Experts stand on mountains of sand, which were put in place to soften the force of the explosion of the WWII bomb in Frankfurt's Nordend. Photo: picture alliance/dpa | Frank Rumpenhorst

The 500-kilogram unexploded bomb was unearthed during construction work on Wednesday in the densely populated Nordend area of the city, a location firefighters said made it a “particular challenge” to remove.

The Frankfurter Allgemeine newspaper reported the ordnance had been discovered right next to a children’s playground at a depth of about two metres (6.5 feet).

READ ALSO: What you need to know about WWII bomb disposals in Germany

Its report said the controlled blast, which happened just after midnight, “sounded like thunder rumbling” and left a hole three metres deep and ten metres wide.

Firefighters said that they had covered the bomb with 40 truckloads of sand before detonating it, in order to minimise damage to the surrounding buildings.

Around 25,000 people had been asked to evacuate the area, including the occupants of a nearby community hospital’s neonatal ward.

Among residents who took shelter at a skating rink was 29-year-old Tobias, carrying his pet cat in a cage.

He said he had heard the news over a police loudspeaker and been ordered to leave his home immediately, causing a “bit of stress”.

Barbara, 77, told AFP the news was “a bit of a shock, we don’t expect that”.

However, building works in Germany regularly unearth unexploded World War II ordnance, 76 years after the conflict’s end.

Seven bombs were defused in 2020 on land near Berlin where Tesla plans to build its first factory in Europe for electric cars.  

READ ALSO: WWII bomb in Frankfurt triggers 30m high water fountain

Other bombs were also discovered last year in Frankfurt, Cologne, and Dortmund.
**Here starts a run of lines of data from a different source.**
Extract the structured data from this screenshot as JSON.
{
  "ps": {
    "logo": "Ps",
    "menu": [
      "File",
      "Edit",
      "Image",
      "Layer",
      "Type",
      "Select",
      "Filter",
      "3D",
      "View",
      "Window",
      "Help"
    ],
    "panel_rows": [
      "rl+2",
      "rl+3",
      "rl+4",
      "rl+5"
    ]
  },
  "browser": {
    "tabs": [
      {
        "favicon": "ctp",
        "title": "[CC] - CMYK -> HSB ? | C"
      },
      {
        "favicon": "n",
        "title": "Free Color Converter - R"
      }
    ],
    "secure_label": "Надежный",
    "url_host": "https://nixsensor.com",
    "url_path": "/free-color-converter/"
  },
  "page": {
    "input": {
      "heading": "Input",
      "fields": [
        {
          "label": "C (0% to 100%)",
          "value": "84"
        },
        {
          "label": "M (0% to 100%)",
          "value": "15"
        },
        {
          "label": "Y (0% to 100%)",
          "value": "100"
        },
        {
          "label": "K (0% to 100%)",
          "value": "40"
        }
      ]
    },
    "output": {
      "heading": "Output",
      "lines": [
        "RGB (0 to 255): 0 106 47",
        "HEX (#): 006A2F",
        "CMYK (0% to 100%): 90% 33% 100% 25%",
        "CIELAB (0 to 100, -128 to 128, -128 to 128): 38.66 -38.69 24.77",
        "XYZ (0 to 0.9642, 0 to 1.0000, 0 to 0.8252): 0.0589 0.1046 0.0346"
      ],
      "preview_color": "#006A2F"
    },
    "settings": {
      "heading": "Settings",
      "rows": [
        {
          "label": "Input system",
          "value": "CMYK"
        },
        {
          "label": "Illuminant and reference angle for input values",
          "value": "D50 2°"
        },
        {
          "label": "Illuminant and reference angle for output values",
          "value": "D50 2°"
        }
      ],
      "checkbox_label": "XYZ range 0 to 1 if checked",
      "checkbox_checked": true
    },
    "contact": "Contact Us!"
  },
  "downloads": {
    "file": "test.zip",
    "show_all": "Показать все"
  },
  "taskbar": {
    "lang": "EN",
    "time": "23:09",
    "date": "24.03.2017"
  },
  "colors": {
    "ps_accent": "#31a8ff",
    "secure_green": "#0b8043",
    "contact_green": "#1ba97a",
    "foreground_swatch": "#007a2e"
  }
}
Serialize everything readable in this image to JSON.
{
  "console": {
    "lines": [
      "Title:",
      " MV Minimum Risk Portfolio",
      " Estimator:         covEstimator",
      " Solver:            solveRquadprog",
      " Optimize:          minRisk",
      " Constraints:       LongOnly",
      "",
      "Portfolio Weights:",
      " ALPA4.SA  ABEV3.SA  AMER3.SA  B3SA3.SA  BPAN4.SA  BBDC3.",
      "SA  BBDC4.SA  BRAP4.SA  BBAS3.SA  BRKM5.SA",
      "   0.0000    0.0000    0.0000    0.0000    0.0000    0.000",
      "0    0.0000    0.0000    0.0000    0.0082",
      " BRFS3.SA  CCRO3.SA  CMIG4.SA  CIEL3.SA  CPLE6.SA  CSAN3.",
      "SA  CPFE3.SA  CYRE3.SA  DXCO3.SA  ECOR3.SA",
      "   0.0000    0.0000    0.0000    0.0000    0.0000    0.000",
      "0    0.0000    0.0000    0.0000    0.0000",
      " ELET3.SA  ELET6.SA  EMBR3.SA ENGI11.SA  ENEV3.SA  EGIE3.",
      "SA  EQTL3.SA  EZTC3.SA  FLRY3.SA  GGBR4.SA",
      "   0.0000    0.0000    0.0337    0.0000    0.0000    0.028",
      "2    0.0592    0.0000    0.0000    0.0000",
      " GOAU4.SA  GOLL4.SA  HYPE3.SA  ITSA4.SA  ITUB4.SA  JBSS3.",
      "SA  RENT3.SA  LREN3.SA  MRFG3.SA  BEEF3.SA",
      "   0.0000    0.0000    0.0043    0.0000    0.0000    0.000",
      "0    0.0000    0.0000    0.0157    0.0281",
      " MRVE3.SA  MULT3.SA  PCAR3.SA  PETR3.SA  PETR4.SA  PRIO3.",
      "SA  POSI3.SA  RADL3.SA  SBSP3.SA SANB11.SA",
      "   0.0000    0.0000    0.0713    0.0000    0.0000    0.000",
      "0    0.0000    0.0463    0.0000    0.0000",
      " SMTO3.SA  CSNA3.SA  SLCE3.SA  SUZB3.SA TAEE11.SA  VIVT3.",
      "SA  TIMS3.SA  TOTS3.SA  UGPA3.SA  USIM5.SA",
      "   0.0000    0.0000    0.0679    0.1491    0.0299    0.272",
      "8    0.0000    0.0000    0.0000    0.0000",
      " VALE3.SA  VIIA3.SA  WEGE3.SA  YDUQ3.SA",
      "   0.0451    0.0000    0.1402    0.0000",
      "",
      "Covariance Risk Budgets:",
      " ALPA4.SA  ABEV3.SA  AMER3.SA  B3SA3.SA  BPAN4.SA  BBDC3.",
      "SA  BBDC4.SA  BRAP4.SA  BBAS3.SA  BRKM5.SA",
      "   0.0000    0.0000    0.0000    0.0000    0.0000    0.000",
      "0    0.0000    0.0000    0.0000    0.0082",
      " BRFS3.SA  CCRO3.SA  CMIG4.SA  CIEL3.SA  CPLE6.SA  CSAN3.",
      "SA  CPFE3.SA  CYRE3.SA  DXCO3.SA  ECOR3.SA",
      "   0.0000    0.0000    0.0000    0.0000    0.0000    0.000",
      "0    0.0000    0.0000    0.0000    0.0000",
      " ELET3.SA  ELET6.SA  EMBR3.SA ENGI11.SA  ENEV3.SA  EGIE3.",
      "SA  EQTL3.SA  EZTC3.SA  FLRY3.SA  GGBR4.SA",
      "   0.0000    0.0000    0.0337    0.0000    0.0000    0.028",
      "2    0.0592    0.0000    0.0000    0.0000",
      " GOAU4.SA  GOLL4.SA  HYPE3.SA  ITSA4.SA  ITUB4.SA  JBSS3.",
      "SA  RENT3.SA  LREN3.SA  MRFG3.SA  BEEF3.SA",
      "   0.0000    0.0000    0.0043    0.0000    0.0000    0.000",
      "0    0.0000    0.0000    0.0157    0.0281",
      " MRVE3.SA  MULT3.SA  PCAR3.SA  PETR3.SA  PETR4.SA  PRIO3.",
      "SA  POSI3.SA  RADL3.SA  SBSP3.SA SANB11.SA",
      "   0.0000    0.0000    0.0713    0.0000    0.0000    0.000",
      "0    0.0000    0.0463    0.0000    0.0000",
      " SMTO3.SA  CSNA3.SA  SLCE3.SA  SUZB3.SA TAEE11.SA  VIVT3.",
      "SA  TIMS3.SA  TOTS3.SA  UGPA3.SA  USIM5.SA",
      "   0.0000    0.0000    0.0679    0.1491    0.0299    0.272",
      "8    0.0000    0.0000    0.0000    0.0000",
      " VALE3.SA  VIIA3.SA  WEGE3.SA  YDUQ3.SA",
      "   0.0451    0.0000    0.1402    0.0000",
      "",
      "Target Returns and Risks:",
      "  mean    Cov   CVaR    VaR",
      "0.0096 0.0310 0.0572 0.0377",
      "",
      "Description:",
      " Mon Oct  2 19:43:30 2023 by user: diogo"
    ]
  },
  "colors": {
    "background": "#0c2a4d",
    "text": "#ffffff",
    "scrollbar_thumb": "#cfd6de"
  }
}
In Frankfurt, the discovery of a 1.4-tonne bomb in 2017 led to the removal of 65,000 people, the biggest such evacuation in Europe since 1945.